Human Rights Watch interviewed 23 witnesses to the three major clashes in Cairo on October 6. Fourteen of the witnesses saw events in the western Cairo district of Dokki, six in the Ramses Square area, and three in Garden City. Human Rights Watch also reviewed extensive video footage of the events. The evidence indicates that the police resorted to live gunfire on demonstrators in situations that were not life-threatening.While some protesters threw stones and Molotov cocktails at the police, all 23 witnesses said they did not observe any protesters using or carrying firearms before the police opened fire on them.
Human Rights Watch visited Cairo’s main morgue and saw the bodies of six people the morgue authorities indicated had been killed in the October 6 clashes. A source in the Forensic Medical Authority told Human Rights Watch that live ammunition caused the death of 44 of the 49 people whose bodies were handled by morgues in Cairo and Giza, and that birdshot killed the other 5. The source told Human Rights Watch that 20 had fatal wounds to the chest, 17 to the head, 6 to the stomach, 4 to the limbs, and 2 to multiple places on the body, and that 1 minor was among those killed.

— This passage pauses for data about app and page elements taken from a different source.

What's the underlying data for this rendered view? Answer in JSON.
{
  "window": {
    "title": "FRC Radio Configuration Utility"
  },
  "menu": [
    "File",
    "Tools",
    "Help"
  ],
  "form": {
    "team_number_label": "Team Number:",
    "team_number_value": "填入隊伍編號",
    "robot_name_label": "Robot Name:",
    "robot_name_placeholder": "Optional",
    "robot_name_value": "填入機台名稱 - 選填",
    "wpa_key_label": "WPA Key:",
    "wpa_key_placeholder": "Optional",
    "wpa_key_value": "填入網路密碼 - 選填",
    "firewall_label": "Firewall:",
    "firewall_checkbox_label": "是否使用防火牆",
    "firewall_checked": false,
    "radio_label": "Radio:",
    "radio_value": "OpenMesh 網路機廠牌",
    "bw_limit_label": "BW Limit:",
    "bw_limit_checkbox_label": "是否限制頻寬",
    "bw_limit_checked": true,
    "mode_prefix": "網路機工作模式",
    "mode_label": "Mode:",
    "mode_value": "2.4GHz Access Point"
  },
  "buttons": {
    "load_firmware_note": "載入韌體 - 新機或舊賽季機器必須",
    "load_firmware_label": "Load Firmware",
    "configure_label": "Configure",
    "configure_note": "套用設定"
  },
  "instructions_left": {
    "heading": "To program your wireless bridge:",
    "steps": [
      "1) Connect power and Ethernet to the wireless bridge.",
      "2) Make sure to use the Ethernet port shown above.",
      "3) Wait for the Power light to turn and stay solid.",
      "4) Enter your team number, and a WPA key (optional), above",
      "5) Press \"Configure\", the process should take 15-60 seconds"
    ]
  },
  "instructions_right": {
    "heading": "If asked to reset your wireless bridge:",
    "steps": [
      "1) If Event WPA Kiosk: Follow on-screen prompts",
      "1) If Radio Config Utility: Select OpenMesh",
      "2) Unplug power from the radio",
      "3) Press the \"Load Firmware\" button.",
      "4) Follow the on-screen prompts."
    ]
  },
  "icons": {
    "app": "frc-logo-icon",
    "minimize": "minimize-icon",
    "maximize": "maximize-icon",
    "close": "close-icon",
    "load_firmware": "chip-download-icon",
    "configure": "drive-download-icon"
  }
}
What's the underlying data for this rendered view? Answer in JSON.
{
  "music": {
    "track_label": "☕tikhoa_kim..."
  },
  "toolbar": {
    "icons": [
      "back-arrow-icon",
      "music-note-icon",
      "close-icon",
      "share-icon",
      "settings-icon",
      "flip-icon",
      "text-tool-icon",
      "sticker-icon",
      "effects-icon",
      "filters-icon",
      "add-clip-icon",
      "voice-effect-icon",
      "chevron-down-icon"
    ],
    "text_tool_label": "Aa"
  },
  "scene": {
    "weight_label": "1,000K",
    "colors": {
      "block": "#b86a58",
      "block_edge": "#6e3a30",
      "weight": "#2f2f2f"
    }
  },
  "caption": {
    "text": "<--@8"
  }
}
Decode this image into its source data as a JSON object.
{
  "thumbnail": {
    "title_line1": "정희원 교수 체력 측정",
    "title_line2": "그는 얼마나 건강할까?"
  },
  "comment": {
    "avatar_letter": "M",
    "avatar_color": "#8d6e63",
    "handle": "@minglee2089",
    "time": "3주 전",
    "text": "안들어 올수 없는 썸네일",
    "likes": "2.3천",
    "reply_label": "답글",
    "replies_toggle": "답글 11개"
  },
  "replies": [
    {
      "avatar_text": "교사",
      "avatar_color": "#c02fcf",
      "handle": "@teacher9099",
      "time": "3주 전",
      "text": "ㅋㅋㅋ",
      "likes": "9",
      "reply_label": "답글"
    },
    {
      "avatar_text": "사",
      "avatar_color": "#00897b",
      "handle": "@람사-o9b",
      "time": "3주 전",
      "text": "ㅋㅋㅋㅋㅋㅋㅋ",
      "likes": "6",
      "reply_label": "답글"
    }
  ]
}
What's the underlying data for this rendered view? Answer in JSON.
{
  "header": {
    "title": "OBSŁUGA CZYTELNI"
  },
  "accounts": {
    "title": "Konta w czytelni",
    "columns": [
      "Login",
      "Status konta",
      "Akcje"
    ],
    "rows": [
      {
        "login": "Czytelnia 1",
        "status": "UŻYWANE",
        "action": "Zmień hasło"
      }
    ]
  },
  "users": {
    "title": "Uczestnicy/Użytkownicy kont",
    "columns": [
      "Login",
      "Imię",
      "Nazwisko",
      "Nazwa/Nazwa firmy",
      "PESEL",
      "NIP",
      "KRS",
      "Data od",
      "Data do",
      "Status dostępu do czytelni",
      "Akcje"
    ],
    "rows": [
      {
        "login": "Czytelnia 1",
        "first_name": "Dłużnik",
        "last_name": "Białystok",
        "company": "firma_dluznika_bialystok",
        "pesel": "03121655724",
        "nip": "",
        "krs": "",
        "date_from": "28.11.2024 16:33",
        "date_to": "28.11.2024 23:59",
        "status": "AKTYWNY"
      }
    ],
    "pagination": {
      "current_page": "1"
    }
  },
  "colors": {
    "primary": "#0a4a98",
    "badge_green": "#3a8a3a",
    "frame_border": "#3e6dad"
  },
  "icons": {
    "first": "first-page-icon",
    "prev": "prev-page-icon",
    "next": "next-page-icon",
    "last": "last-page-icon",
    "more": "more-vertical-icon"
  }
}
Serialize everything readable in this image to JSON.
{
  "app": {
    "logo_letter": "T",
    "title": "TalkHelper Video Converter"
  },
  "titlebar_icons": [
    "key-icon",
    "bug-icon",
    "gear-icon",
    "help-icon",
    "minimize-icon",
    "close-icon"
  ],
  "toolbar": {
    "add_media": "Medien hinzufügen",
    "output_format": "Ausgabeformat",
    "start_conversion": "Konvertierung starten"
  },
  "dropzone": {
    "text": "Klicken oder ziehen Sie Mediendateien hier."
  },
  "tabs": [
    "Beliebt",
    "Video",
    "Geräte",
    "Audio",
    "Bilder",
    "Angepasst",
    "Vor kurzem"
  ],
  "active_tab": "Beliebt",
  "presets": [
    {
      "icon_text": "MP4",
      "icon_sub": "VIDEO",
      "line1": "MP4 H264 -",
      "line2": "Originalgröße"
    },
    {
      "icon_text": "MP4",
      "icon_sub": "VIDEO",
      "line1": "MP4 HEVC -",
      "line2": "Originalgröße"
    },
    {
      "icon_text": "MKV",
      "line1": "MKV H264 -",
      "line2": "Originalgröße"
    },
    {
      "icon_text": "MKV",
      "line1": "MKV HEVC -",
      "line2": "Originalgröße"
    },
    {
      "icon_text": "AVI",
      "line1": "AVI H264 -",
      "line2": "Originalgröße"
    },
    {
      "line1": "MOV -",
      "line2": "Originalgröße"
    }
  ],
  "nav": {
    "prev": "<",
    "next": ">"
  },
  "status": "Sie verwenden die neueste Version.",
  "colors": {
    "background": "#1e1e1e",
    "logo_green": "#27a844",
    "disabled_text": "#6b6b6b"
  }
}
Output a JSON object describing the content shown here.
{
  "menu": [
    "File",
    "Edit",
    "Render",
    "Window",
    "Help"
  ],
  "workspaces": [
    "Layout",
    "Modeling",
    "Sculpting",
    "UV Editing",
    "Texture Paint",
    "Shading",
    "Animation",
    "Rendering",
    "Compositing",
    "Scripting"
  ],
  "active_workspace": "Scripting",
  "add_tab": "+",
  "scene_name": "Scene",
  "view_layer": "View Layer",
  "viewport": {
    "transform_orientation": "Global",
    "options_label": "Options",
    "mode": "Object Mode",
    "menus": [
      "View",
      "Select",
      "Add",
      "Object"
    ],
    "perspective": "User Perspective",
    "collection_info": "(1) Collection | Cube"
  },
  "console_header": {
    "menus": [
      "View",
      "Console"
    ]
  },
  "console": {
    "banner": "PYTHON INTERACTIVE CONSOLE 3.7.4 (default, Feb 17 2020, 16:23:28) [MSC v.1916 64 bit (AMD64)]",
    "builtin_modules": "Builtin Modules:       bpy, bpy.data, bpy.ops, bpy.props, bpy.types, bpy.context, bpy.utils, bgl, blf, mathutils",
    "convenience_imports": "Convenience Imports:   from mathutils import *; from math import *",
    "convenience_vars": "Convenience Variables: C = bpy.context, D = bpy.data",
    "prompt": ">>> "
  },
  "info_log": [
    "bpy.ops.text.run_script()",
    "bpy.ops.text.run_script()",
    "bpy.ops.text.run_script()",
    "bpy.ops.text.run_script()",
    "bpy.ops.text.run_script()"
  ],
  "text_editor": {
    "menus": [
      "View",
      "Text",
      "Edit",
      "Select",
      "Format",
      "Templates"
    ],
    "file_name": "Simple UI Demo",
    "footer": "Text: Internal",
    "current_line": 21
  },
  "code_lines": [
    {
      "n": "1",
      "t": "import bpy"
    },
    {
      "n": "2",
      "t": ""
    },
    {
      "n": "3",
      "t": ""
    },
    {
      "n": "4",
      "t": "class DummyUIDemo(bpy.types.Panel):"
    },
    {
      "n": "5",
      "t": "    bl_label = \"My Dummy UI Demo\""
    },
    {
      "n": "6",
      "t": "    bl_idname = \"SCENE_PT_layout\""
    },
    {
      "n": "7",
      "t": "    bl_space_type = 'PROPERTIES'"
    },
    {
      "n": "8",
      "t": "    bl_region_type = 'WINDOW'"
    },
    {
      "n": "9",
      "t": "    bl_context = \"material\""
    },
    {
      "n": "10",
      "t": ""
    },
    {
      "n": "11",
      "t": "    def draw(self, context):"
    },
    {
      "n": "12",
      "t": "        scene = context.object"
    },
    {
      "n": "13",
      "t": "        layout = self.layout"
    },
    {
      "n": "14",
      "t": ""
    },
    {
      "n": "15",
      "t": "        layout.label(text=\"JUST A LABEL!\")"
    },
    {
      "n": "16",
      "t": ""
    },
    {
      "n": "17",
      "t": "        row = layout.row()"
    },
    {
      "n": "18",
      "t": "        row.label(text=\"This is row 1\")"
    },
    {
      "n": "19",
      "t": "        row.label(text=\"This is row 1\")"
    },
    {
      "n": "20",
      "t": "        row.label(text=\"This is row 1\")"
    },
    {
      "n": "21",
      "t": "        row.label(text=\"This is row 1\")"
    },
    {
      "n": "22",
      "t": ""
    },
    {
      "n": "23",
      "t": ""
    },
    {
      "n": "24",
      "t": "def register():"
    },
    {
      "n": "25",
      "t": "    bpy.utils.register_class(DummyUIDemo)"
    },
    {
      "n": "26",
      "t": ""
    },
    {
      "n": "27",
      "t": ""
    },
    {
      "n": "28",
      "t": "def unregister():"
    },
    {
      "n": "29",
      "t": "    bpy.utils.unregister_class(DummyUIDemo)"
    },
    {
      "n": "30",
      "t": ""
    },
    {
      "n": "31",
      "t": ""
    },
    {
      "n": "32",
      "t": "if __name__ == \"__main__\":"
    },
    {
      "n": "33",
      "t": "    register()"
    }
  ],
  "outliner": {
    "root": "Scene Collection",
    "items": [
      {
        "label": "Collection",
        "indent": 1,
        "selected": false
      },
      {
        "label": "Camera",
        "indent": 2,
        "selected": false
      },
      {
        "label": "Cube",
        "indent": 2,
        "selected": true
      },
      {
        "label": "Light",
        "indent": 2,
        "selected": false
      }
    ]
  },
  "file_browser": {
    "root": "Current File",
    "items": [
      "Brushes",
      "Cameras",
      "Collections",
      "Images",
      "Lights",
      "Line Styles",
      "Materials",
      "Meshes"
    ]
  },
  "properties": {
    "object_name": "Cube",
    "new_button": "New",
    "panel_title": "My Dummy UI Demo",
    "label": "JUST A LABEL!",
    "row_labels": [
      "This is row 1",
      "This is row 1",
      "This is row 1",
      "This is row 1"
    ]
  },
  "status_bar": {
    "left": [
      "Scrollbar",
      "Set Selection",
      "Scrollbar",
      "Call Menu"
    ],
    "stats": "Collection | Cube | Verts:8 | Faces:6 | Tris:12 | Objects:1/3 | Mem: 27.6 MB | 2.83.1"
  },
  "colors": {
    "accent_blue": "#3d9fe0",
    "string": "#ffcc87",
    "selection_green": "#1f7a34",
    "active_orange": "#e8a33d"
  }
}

International human rights treaties ratified by Egypt obligate the government to safeguard the right of peaceful assembly and to restrict it only when required by law and when necessary to achieve a greater public good. When dispersing a demonstration or responding to acts of violence, security forces should abide by the United Nations Basic Principles on the Use of Force and Firearms by Law Enforcement Officers.
These principles state that law enforcement officials “shall, as far as possible, apply non-violent means before resorting to the use of force and firearms.” Whenever the use of force is unavoidable, security forces should not use firearms against people “except in self-defense or defense of others against the imminent threat of death or serious injury.”
Interim President Adly Mansour did promise to set up a fact-finding committee into the events of July 8 in Cairo in which 51 protesters and 2 members of the security forces were killed – the first incident of excessive use of force following the ouster of Morsy. But there is no sign the interim president has taken any steps to form such a committee.
Adly Mansour should set up a fact-finding committee of independent experts to look into the violence of the past three months, Human Rights Watch said. He should ensure that the investigation is impartial and credible, in line with international standards and looks at whether security forces used excessive force resulting in the death of protesters. Authorities should make public the investigation’s findings and recommendations.
In addition, Egyptian authorities should establish accountability for the security forces’ repeated use of unjustified lethal force. The government should also ensure that security forces respect the right to demonstrate peacefully and use only the measure of force necessary and proportionate to protect order.
Military and civilian authorities should publicly order security forces to adhere to standards consistent with the UN Basic Principles on the Use of Force and Firearms by Law Enforcement Officials, Human Rights Watch said.
Other countries should halt any transfer to Egypt of small arms, light weapons, related ammunition, and equipment if there is a high likelihood that Egyptian security forces might use these items to commit human rights violations involving use of excessive and indiscriminate lethal force against protesters and in dispersing crowds, Human Rights Watch said.
“That Egyptian police are using excessive lethal force is nothing new, but now they open fire as if they do not fear being held to account,” Stork said. “Until Egypt’s military rulers take strong steps to rein in the police force, the killing of protesters will continue.”